1. Social media monitoring review 2010 – download the final report

Over the first few months of 2010 we conducted an in-depth review of the leading social media monitoring tools in conjunction with our sister company, FreshMinds Research. We compared how Alterian, Brandwatch, Biz360, Neilsen Buzzmetrics, Radian6, Scoutlabs and Sysomos performed when monitoring conversations about global coffee brand Starbucks, analysing over 19,000 online conversations.

Many thousands of you have already read our posts about the review and downloaded the final whitepaper. If you haven’t yet, you can find a more detailed analysis of all these tools and more in our final report – Turning Conversations into Insights: a Comparison of Social Media Monitoring Tools.

2. 93% of the world is not on Facebook

In June, Facebook announced that it had reached 500 million users. This number is incredible, and perhaps even more impressive is the rate at which the social network is growing. Just five months ago they had 400 million users. But whatever we might think and however impressive these numbers are, Facebook is not an all-encompassing social media tool. It does not reach everybody and it is not always right for us to use. 500m is a large number but is only a small proportion of the online population. And if you take the whole global population (as we did more to make a point than for the accuracy of this statistic), 93% of the world is not on Facebook.

What does this mean? Well Facebook is often not the right place for brands to play - just because the numbers seem big doesn’t mean it is the most suited to help your social media strategy.

3. Social media does not just take place online

One of the biggest dangers with social media is to assume that it is only exists online. We see this in the way some brands approach social media – developing a social media strategy that is focused on the tools they are going to use rather than the business aims they are going to contribute to. We also see this in the way some brands allocate budgets for their social media work – associating it with their ecommerce or digital spend can mean that they need to work harder to make sure that social media efforts integrate with what is happening offline.

In truth, the rise of social media for marketing is less about technology and more about brands realising the benefits of closer engagement with customers and others. Social media tools provide a great way to do this but always remember to think how you can get this engagement offline too.

4. Why a museum is the UK’s top brand on Twitter

The Famecount dataset is, like much data, not perfect but it does highlight some surprises that we can all learn from. The brand it has as the top Twitter brand in the UK is one such surprise. Rather than the big FMCG, fashion and media firms they include in their brands ranking, the top UK brand on Twitter for them is a museum, @Tate.

There are some structural reasons why the Tate will attract followers. Twitter is great for events and experiences and a museum has lots of these. But the success and popularity of the Tate is about much more than this. It’s thanks to the way they use Twitter. In this post we look at the three simple characteristics of the way the Tate uses Twitter that all brands can learn from, and that contribute to their success.

5. Developing a European social media strategy

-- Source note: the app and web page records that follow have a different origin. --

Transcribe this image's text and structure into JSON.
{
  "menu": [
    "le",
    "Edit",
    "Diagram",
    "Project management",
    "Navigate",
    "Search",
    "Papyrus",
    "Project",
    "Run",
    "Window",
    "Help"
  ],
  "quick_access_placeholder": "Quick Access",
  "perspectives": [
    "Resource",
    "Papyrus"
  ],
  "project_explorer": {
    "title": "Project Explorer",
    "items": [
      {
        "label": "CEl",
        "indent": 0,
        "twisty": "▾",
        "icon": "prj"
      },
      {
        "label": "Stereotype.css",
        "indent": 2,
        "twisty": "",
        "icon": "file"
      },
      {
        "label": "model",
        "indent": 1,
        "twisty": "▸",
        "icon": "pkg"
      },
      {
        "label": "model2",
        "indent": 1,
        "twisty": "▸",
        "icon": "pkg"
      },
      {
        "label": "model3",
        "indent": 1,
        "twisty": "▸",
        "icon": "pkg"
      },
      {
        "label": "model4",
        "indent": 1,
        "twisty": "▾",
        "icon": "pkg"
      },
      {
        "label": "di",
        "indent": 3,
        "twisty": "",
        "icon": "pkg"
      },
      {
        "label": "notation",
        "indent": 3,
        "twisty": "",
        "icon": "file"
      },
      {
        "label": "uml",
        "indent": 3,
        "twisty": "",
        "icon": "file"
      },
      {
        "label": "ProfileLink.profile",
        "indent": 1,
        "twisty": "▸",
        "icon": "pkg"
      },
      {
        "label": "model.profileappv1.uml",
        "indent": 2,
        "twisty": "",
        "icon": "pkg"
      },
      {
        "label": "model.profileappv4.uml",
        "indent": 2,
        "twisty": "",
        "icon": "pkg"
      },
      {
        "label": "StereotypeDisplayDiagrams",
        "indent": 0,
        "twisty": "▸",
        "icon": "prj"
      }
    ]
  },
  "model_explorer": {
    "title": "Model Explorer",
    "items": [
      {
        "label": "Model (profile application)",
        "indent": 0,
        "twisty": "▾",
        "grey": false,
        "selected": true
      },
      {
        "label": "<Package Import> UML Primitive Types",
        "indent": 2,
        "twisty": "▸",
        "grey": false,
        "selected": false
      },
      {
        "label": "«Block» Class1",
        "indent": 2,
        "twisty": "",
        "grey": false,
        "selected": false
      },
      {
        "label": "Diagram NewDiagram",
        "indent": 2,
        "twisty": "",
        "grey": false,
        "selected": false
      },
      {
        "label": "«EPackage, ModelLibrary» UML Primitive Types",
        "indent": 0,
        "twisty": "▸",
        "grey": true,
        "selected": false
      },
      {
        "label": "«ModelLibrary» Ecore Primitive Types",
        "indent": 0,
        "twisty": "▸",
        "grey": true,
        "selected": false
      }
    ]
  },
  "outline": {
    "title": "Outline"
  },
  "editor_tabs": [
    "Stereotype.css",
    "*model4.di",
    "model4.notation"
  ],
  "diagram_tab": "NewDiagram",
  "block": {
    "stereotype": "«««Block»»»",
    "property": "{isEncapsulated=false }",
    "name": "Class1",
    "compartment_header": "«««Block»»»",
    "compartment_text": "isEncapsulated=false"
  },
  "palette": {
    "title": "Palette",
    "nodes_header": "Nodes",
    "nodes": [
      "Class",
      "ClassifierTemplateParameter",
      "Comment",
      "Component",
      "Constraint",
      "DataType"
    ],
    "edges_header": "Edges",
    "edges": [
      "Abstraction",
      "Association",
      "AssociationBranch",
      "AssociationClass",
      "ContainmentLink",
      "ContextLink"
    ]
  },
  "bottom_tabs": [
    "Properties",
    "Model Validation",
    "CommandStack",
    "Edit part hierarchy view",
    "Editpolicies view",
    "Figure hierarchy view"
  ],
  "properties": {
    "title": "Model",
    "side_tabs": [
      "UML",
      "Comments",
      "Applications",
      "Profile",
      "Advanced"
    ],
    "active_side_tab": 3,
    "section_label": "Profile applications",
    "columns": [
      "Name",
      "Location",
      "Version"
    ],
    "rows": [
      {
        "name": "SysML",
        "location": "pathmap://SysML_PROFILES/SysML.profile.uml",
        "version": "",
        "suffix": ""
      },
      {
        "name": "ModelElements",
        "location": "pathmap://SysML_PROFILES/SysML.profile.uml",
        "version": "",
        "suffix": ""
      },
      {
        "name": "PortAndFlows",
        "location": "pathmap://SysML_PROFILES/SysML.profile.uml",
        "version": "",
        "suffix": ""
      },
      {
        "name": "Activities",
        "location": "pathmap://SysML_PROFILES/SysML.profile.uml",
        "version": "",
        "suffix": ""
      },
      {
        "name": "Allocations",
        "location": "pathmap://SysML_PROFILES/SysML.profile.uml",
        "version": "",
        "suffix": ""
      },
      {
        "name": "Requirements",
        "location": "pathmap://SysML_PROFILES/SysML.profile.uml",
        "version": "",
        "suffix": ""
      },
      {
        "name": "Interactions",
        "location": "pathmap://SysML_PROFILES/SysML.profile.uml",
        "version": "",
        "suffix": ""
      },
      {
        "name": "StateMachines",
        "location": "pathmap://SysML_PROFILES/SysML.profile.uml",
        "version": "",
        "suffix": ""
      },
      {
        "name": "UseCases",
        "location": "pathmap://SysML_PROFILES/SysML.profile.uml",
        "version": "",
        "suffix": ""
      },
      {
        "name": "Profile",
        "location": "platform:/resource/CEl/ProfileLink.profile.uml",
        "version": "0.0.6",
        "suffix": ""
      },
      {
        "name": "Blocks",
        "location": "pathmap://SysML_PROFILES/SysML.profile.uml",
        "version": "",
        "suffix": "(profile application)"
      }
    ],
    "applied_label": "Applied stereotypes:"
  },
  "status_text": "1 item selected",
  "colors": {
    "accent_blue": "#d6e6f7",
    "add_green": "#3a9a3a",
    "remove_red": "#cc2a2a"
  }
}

An issue for many brands who are developing a social media strategy is how they translate what they do in one country into other markets in which they operate. As a European social media agency, we are very used to helping clients take a US or UK strategy and then roll this out across the rest of Europe. And in doing this we have looked at organisations who have done this well. And those who have done it badly. The usual mistake is to assume that what works in one country can be taken and implemented in another country with no changes. More often than not this is not the case.

In this video post, Matt Rhodes talks about how to approach developing a European social media strategy and why what works in one country might not work in others.